Search the records for the string "kind". Copy each line where it occurs.

══════════

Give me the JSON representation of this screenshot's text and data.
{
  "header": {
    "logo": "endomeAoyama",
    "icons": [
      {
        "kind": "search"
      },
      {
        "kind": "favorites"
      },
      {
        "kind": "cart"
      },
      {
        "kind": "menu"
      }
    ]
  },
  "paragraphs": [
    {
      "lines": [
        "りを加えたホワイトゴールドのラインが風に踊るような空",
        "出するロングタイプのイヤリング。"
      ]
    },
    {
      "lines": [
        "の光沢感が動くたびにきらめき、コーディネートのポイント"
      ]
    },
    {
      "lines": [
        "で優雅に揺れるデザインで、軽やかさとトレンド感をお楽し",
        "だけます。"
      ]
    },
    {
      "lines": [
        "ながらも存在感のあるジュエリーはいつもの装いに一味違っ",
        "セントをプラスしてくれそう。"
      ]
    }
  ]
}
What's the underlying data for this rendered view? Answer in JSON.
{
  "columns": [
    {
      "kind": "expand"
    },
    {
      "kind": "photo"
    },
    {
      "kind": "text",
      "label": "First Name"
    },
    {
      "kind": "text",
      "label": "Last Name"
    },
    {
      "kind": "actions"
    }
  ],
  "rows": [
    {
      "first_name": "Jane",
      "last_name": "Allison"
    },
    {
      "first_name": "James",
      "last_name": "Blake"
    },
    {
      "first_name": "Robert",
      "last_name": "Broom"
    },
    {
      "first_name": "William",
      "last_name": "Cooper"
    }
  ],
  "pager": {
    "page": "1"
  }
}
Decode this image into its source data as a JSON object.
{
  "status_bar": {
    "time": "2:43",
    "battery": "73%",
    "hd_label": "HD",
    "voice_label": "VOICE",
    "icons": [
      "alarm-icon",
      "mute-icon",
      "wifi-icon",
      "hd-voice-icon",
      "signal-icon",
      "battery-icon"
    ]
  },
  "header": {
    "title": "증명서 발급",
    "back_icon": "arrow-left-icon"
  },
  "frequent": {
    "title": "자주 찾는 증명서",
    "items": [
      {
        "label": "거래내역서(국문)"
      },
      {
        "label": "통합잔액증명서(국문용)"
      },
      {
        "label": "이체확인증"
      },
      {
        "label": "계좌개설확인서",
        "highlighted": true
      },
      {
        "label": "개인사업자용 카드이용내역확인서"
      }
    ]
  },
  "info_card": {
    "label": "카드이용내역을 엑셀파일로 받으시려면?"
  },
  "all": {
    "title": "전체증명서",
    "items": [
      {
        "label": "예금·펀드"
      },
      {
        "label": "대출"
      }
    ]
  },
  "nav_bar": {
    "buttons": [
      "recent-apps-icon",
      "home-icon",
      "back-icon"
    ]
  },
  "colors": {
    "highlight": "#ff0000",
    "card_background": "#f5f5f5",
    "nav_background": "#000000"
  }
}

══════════

Exercise solution:
        "kind": "search"
        "kind": "favorites"
        "kind": "cart"
        "kind": "menu"
      "kind": "expand"
      "kind": "photo"
      "kind": "text",
      "kind": "text",
      "kind": "actions"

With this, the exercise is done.